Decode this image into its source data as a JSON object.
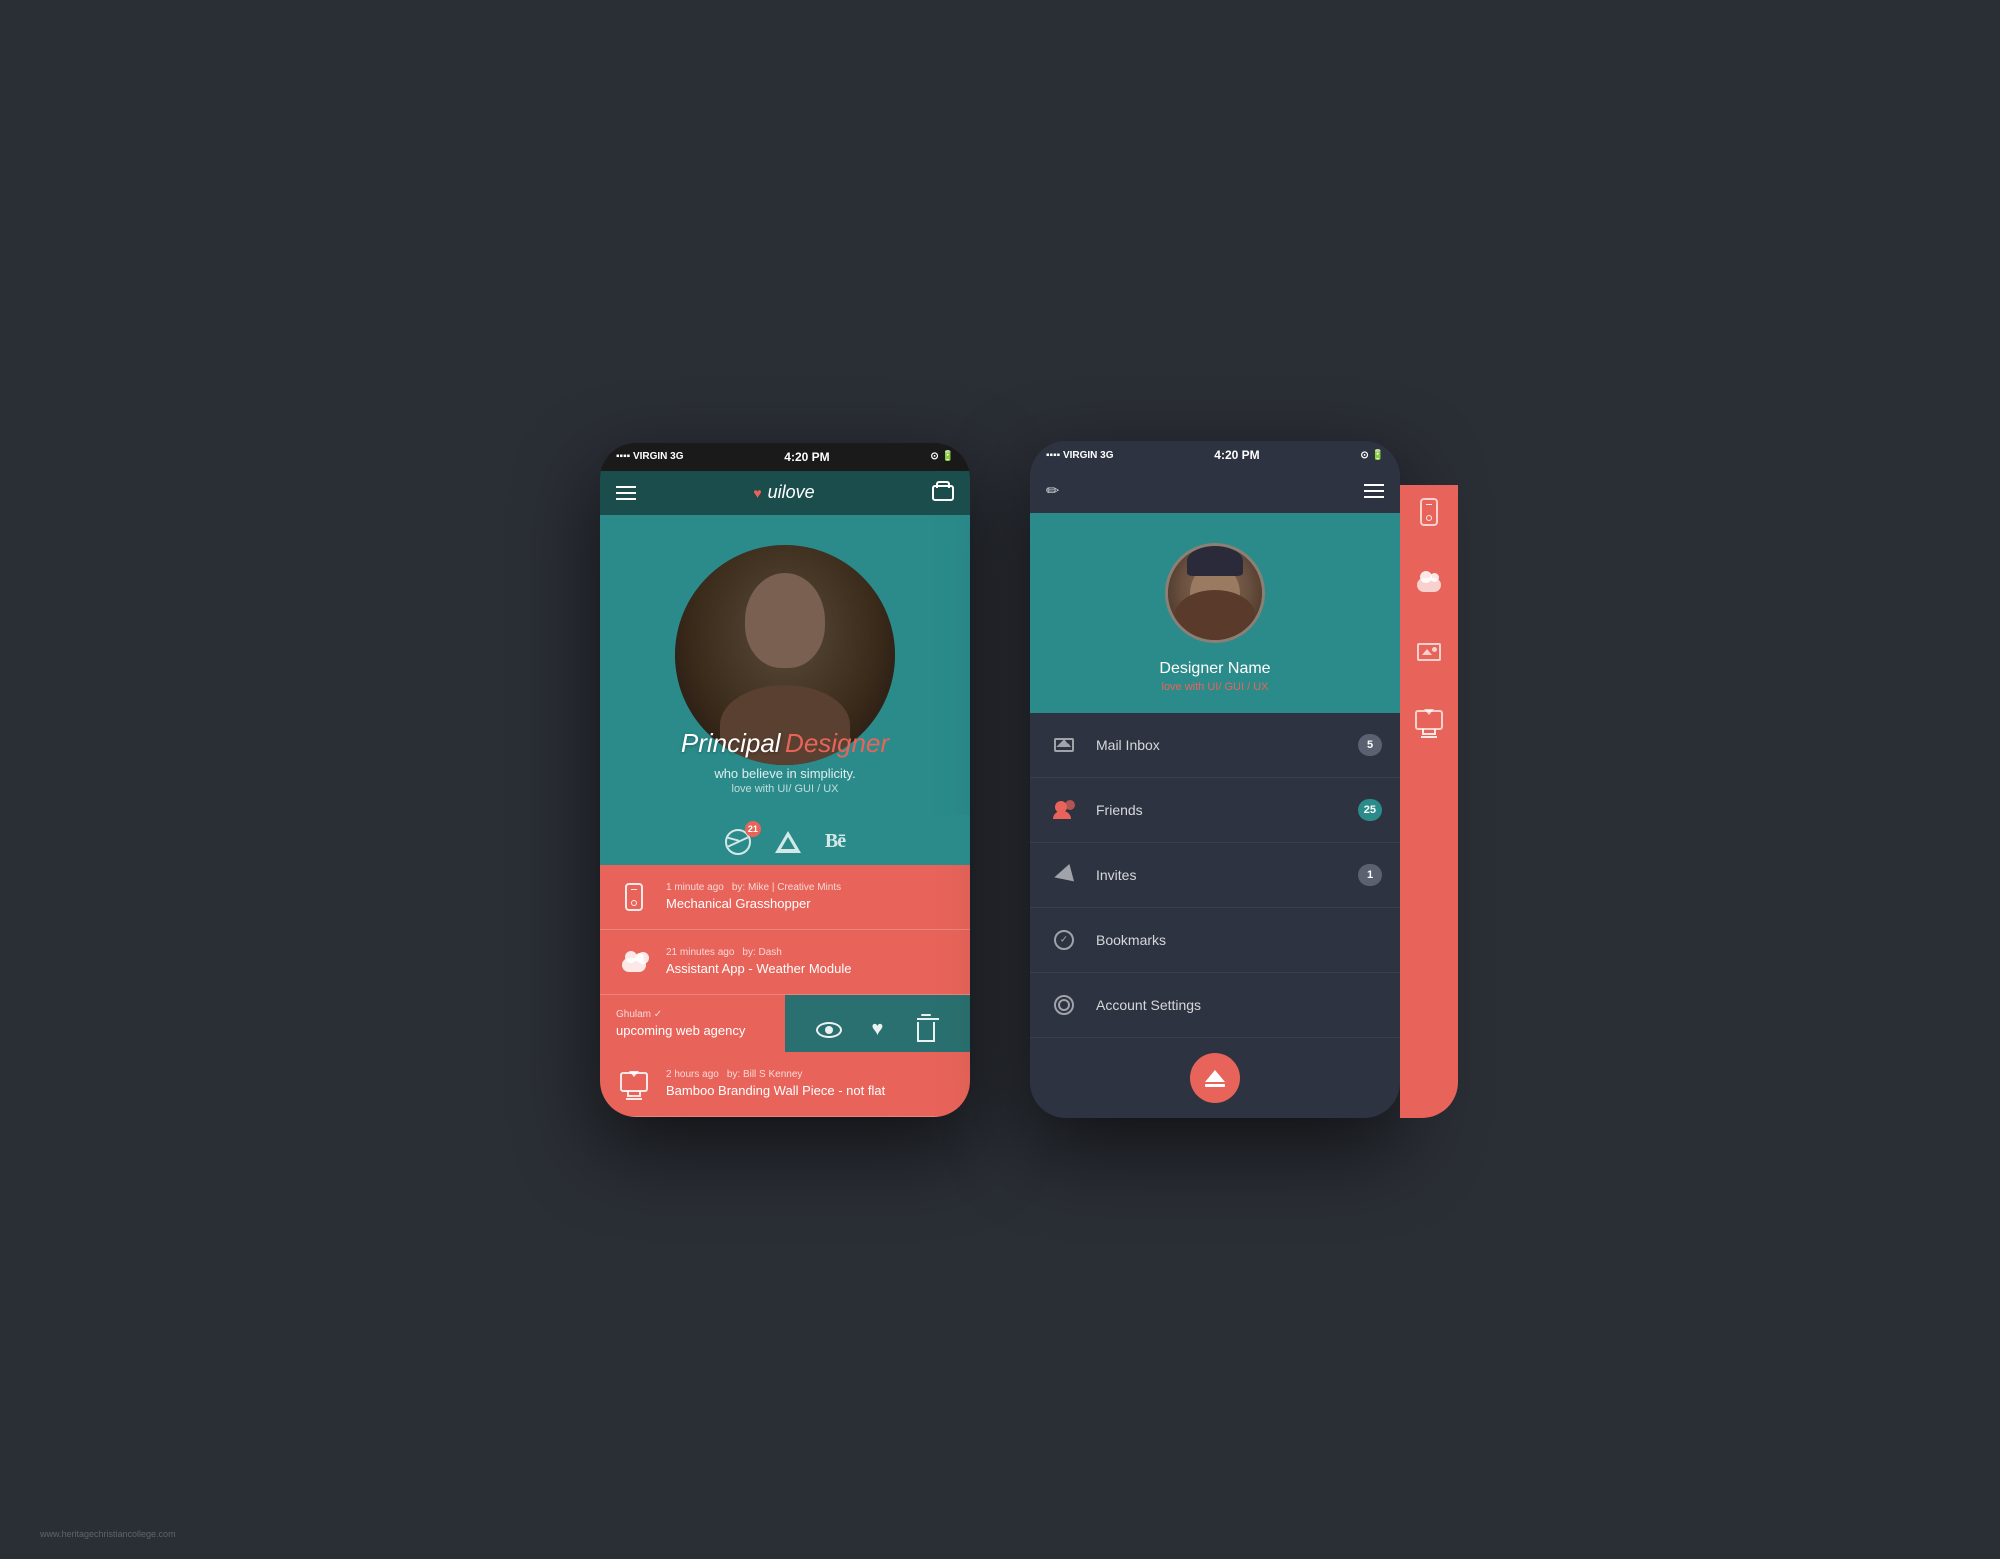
{
  "page": {
    "background": "#2a2e35",
    "watermark": "www.heritagechristiancollege.com"
  },
  "phone1": {
    "status_bar": {
      "signal": "▪▪▪▪ VIRGIN  3G",
      "time": "4:20 PM",
      "icons": "⊙ 🔋"
    },
    "topbar": {
      "logo": "uilove",
      "heart": "♥"
    },
    "hero": {
      "line1": "Principal",
      "line2": "Designer",
      "subtitle1": "who believe in simplicity.",
      "subtitle2": "love with UI/ GUI / UX"
    },
    "social": {
      "dribbble_badge": "21"
    },
    "feed": [
      {
        "time": "1 minute ago",
        "by": "by: Mike | Creative Mints",
        "title": "Mechanical Grasshopper",
        "icon": "phone"
      },
      {
        "time": "21 minutes ago",
        "by": "by: Dash",
        "title": "Assistant App - Weather Module",
        "icon": "cloud"
      },
      {
        "time": "",
        "by": "Ghulam ✓",
        "title": "upcoming web agency",
        "icon": ""
      },
      {
        "time": "2 hours ago",
        "by": "by: Bill S Kenney",
        "title": "Bamboo Branding  Wall Piece - not flat",
        "icon": "monitor"
      }
    ]
  },
  "phone2": {
    "status_bar": {
      "signal": "▪▪▪▪ VIRGIN  3G",
      "time": "4:20 PM",
      "icons": "⊙ 🔋"
    },
    "profile": {
      "name": "Designer Name",
      "subtitle": "love with UI/ GUI / UX"
    },
    "menu": [
      {
        "id": "mail-inbox",
        "label": "Mail Inbox",
        "badge": "5",
        "badge_type": "normal"
      },
      {
        "id": "friends",
        "label": "Friends",
        "badge": "25",
        "badge_type": "teal"
      },
      {
        "id": "invites",
        "label": "Invites",
        "badge": "1",
        "badge_type": "normal"
      },
      {
        "id": "bookmarks",
        "label": "Bookmarks",
        "badge": "",
        "badge_type": ""
      },
      {
        "id": "account-settings",
        "label": "Account Settings",
        "badge": "",
        "badge_type": ""
      }
    ]
  }
}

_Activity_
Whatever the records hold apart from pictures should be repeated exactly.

_Response box_
Decode this image into its source data as a JSON object.
{
  "page": {
    "background": "#2a2e35",
    "watermark": "www.heritagechristiancollege.com"
  },
  "phone1": {
    "status_bar": {
      "signal": "▪▪▪▪ VIRGIN  3G",
      "time": "4:20 PM",
      "icons": "⊙ 🔋"
    },
    "topbar": {
      "logo": "uilove",
      "heart": "♥"
    },
    "hero": {
      "line1": "Principal",
      "line2": "Designer",
      "subtitle1": "who believe in simplicity.",
      "subtitle2": "love with UI/ GUI / UX"
    },
    "social": {
      "dribbble_badge": "21"
    },
    "feed": [
      {
        "time": "1 minute ago",
        "by": "by: Mike | Creative Mints",
        "title": "Mechanical Grasshopper",
        "icon": "phone"
      },
      {
        "time": "21 minutes ago",
        "by": "by: Dash",
        "title": "Assistant App - Weather Module",
        "icon": "cloud"
      },
      {
        "time": "",
        "by": "Ghulam ✓",
        "title": "upcoming web agency",
        "icon": ""
      },
      {
        "time": "2 hours ago",
        "by": "by: Bill S Kenney",
        "title": "Bamboo Branding  Wall Piece - not flat",
        "icon": "monitor"
      }
    ]
  },
  "phone2": {
    "status_bar": {
      "signal": "▪▪▪▪ VIRGIN  3G",
      "time": "4:20 PM",
      "icons": "⊙ 🔋"
    },
    "profile": {
      "name": "Designer Name",
      "subtitle": "love with UI/ GUI / UX"
    },
    "menu": [
      {
        "id": "mail-inbox",
        "label": "Mail Inbox",
        "badge": "5",
        "badge_type": "normal"
      },
      {
        "id": "friends",
        "label": "Friends",
        "badge": "25",
        "badge_type": "teal"
      },
      {
        "id": "invites",
        "label": "Invites",
        "badge": "1",
        "badge_type": "normal"
      },
      {
        "id": "bookmarks",
        "label": "Bookmarks",
        "badge": "",
        "badge_type": ""
      },
      {
        "id": "account-settings",
        "label": "Account Settings",
        "badge": "",
        "badge_type": ""
      }
    ]
  }
}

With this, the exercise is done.